BEGIN
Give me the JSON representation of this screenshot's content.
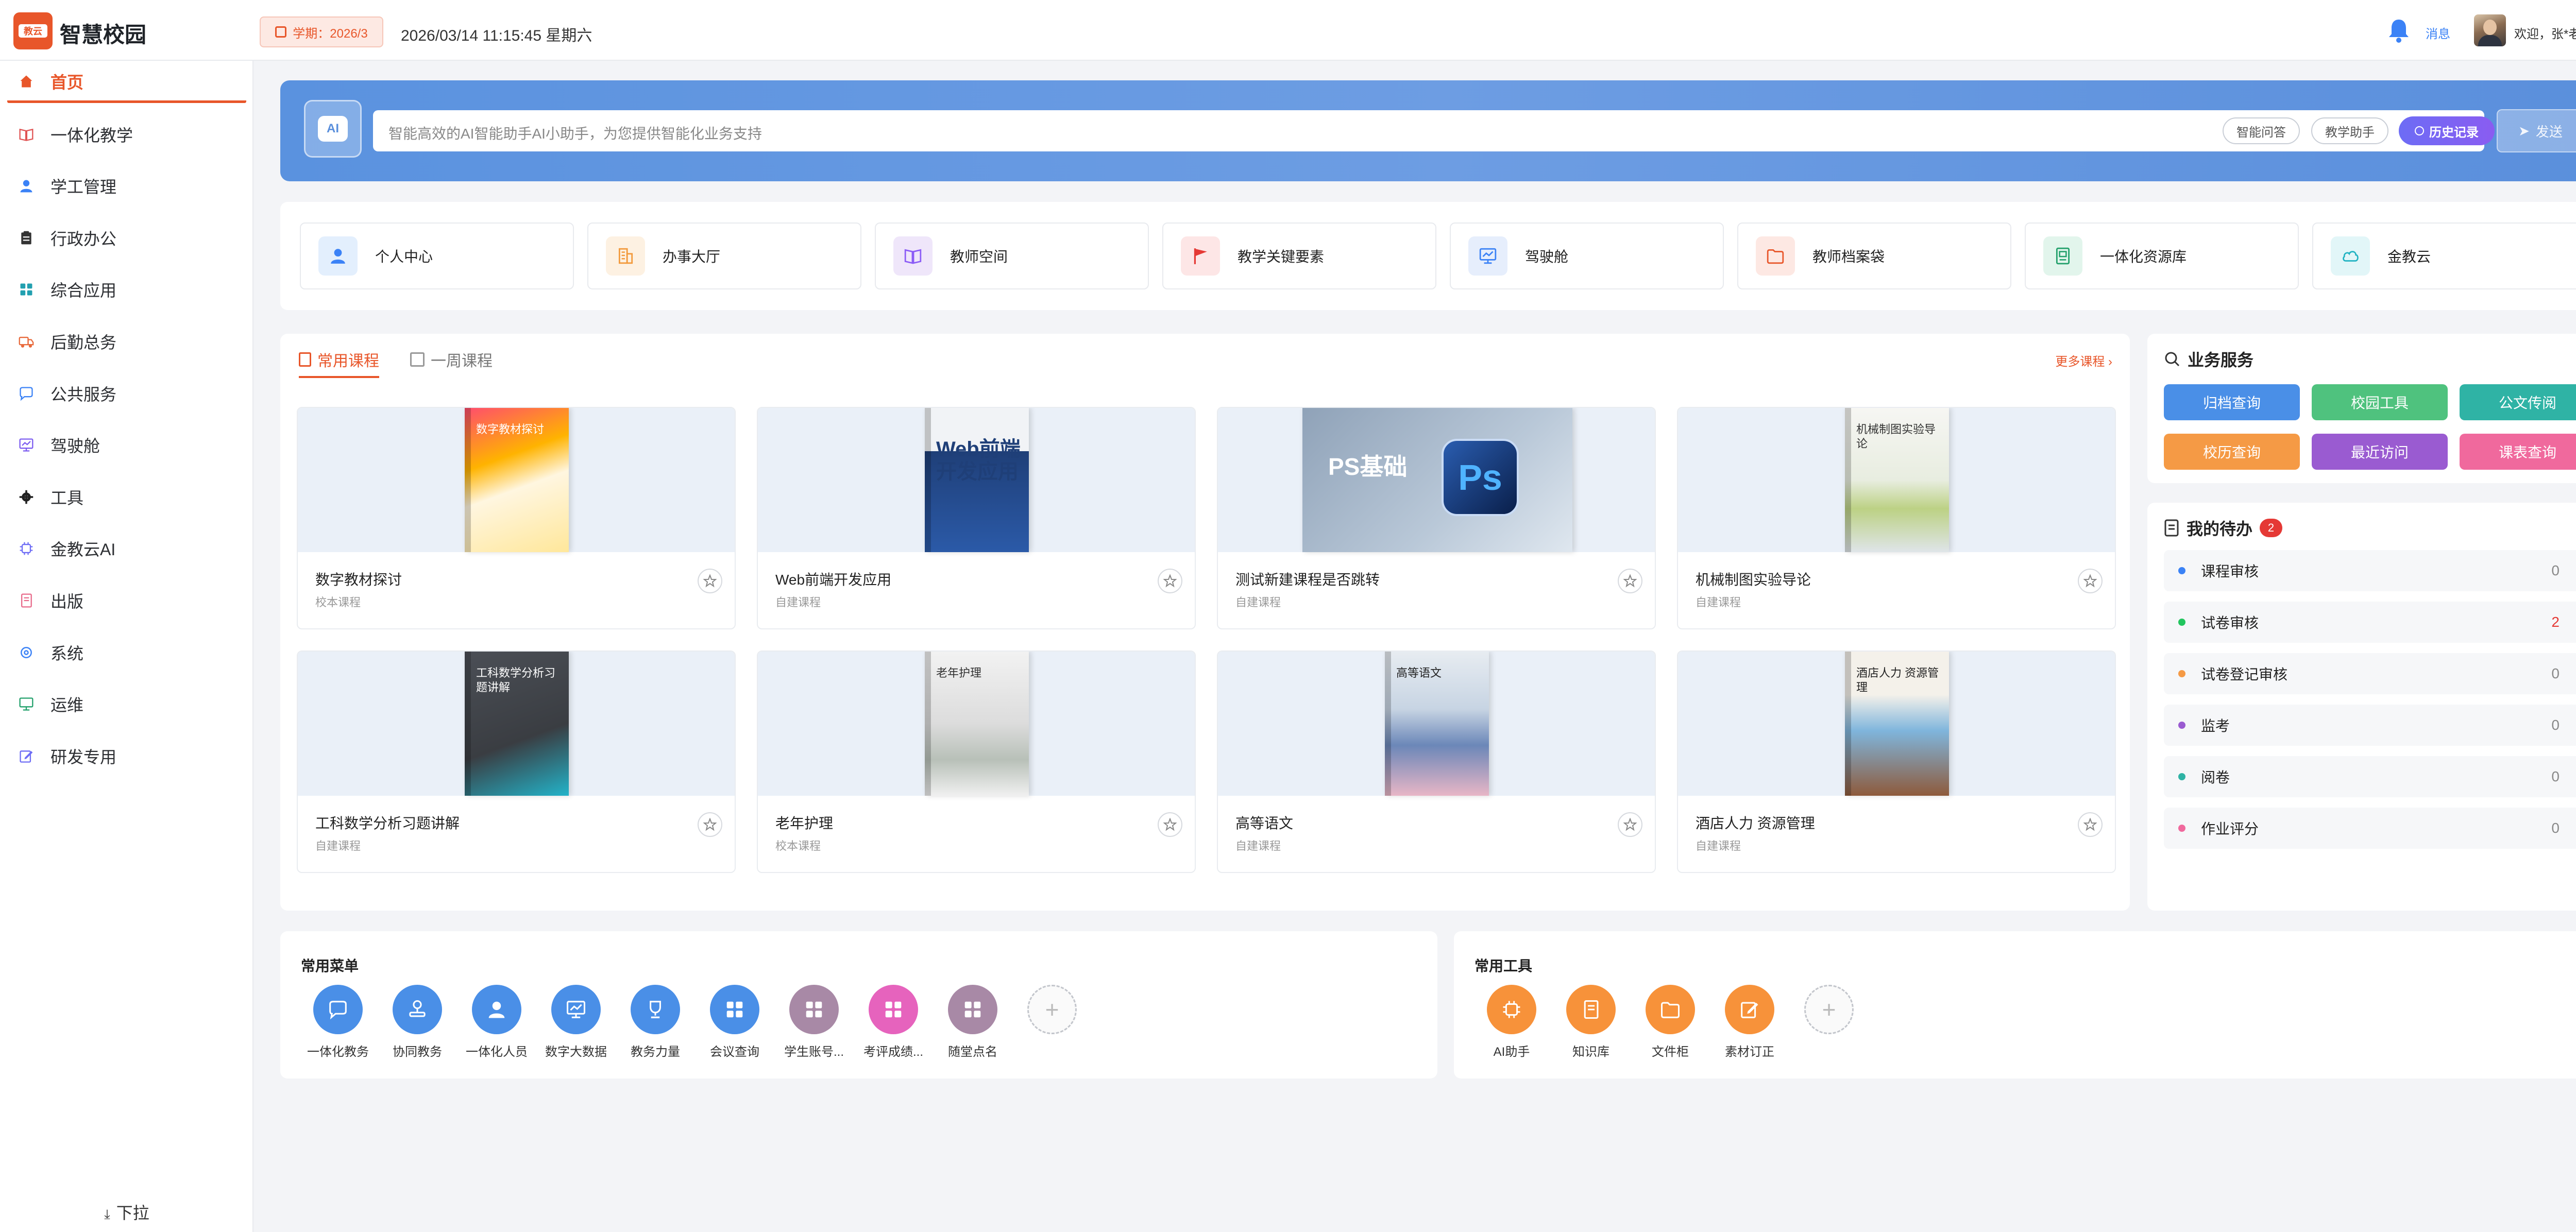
{
  "app": {
    "logo_text": "教云",
    "title": "智慧校园",
    "term_label": "学期：2026/3",
    "datetime": "2026/03/14 11:15:45 星期六",
    "messages_label": "消息",
    "welcome": "欢迎，张*老师"
  },
  "colors": {
    "brand": "#e8562a",
    "primary_blue": "#3b82f6"
  },
  "sidebar": {
    "items": [
      {
        "label": "首页",
        "icon": "home-icon",
        "active": true
      },
      {
        "label": "一体化教学",
        "icon": "book-open-icon"
      },
      {
        "label": "学工管理",
        "icon": "user-icon"
      },
      {
        "label": "行政办公",
        "icon": "clipboard-icon"
      },
      {
        "label": "综合应用",
        "icon": "grid-icon"
      },
      {
        "label": "后勤总务",
        "icon": "truck-icon"
      },
      {
        "label": "公共服务",
        "icon": "chat-icon"
      },
      {
        "label": "驾驶舱",
        "icon": "dashboard-icon"
      },
      {
        "label": "工具",
        "icon": "gear-icon"
      },
      {
        "label": "金教云AI",
        "icon": "chip-icon"
      },
      {
        "label": "出版",
        "icon": "book-icon"
      },
      {
        "label": "系统",
        "icon": "settings-icon"
      },
      {
        "label": "运维",
        "icon": "monitor-icon"
      },
      {
        "label": "研发专用",
        "icon": "edit-icon"
      }
    ],
    "pull_label": "下拉"
  },
  "ai_bar": {
    "placeholder": "智能高效的AI智能助手AI小助手，为您提供智能化业务支持",
    "chip_qa": "智能问答",
    "chip_teaching": "教学助手",
    "history": "历史记录",
    "send": "发送"
  },
  "quick_links": [
    {
      "label": "个人中心",
      "icon": "user-icon",
      "bg": "#e3effd",
      "fg": "#3b82f6"
    },
    {
      "label": "办事大厅",
      "icon": "building-icon",
      "bg": "#fdf1e2",
      "fg": "#f29a3c"
    },
    {
      "label": "教师空间",
      "icon": "book-open-icon",
      "bg": "#efe6fa",
      "fg": "#8b5cf6"
    },
    {
      "label": "教学关键要素",
      "icon": "flag-icon",
      "bg": "#fde6e6",
      "fg": "#e53935"
    },
    {
      "label": "驾驶舱",
      "icon": "dashboard-icon",
      "bg": "#e6eefc",
      "fg": "#3b82f6"
    },
    {
      "label": "教师档案袋",
      "icon": "folder-icon",
      "bg": "#fde8e3",
      "fg": "#e8562a"
    },
    {
      "label": "一体化资源库",
      "icon": "archive-icon",
      "bg": "#e2f5ec",
      "fg": "#22a06b"
    },
    {
      "label": "金教云",
      "icon": "cloud-icon",
      "bg": "#e2f6f8",
      "fg": "#22b3c2"
    }
  ],
  "courses": {
    "tab_common": "常用课程",
    "tab_week": "一周课程",
    "more": "更多课程",
    "items": [
      {
        "name": "数字教材探讨",
        "type": "校本课程",
        "cover_title": "数字教材探讨",
        "style": "c1"
      },
      {
        "name": "Web前端开发应用",
        "type": "自建课程",
        "cover_title": "Web前端开发应用",
        "style": "c2"
      },
      {
        "name": "测试新建课程是否跳转",
        "type": "自建课程",
        "cover_title": "PS基础",
        "style": "c3"
      },
      {
        "name": "机械制图实验导论",
        "type": "自建课程",
        "cover_title": "机械制图实验导论",
        "style": "c4"
      },
      {
        "name": "工科数学分析习题讲解",
        "type": "自建课程",
        "cover_title": "工科数学分析习题讲解",
        "style": "c5"
      },
      {
        "name": "老年护理",
        "type": "校本课程",
        "cover_title": "老年护理",
        "style": "c6"
      },
      {
        "name": "高等语文",
        "type": "自建课程",
        "cover_title": "高等语文",
        "style": "c7"
      },
      {
        "name": "酒店人力 资源管理",
        "type": "自建课程",
        "cover_title": "酒店人力 资源管理",
        "style": "c8"
      }
    ]
  },
  "services": {
    "title": "业务服务",
    "buttons": [
      {
        "label": "归档查询",
        "color": "#4a8fe7"
      },
      {
        "label": "校园工具",
        "color": "#4fc27e"
      },
      {
        "label": "公文传阅",
        "color": "#2fb3a5"
      },
      {
        "label": "校历查询",
        "color": "#f59a45"
      },
      {
        "label": "最近访问",
        "color": "#9a5bd1"
      },
      {
        "label": "课表查询",
        "color": "#f0699d"
      }
    ]
  },
  "todos": {
    "title": "我的待办",
    "count": "2",
    "items": [
      {
        "label": "课程审核",
        "count": "0",
        "color": "#3b82f6"
      },
      {
        "label": "试卷审核",
        "count": "2",
        "color": "#22c55e",
        "highlight": true
      },
      {
        "label": "试卷登记审核",
        "count": "0",
        "color": "#f59a45"
      },
      {
        "label": "监考",
        "count": "0",
        "color": "#9a5bd1"
      },
      {
        "label": "阅卷",
        "count": "0",
        "color": "#2fb3a5"
      },
      {
        "label": "作业评分",
        "count": "0",
        "color": "#f0699d"
      }
    ]
  },
  "common_menu": {
    "title": "常用菜单",
    "items": [
      {
        "label": "一体化教务",
        "color": "#4a8fe7",
        "icon": "chat-icon"
      },
      {
        "label": "协同教务",
        "color": "#4a8fe7",
        "icon": "stamp-icon"
      },
      {
        "label": "一体化人员",
        "color": "#4a8fe7",
        "icon": "user-icon"
      },
      {
        "label": "数字大数据",
        "color": "#4a8fe7",
        "icon": "dashboard-icon"
      },
      {
        "label": "教务力量",
        "color": "#4a8fe7",
        "icon": "trophy-icon"
      },
      {
        "label": "会议查询",
        "color": "#4a8fe7",
        "icon": "grid-icon"
      },
      {
        "label": "学生账号...",
        "color": "#a889a6",
        "icon": "grid-icon"
      },
      {
        "label": "考评成绩...",
        "color": "#e663bd",
        "icon": "grid-icon"
      },
      {
        "label": "随堂点名",
        "color": "#a889a6",
        "icon": "grid-icon"
      }
    ]
  },
  "common_tools": {
    "title": "常用工具",
    "items": [
      {
        "label": "AI助手",
        "color": "#f7923a",
        "icon": "chip-icon"
      },
      {
        "label": "知识库",
        "color": "#f7923a",
        "icon": "book-icon"
      },
      {
        "label": "文件柜",
        "color": "#f7923a",
        "icon": "folder-icon"
      },
      {
        "label": "素材订正",
        "color": "#f7923a",
        "icon": "edit-icon"
      }
    ]
  }
}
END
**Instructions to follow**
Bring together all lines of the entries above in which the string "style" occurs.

**Answer area**
        "style": "c1"
        "style": "c2"
        "style": "c3"
        "style": "c4"
        "style": "c5"
        "style": "c6"
        "style": "c7"
        "style": "c8"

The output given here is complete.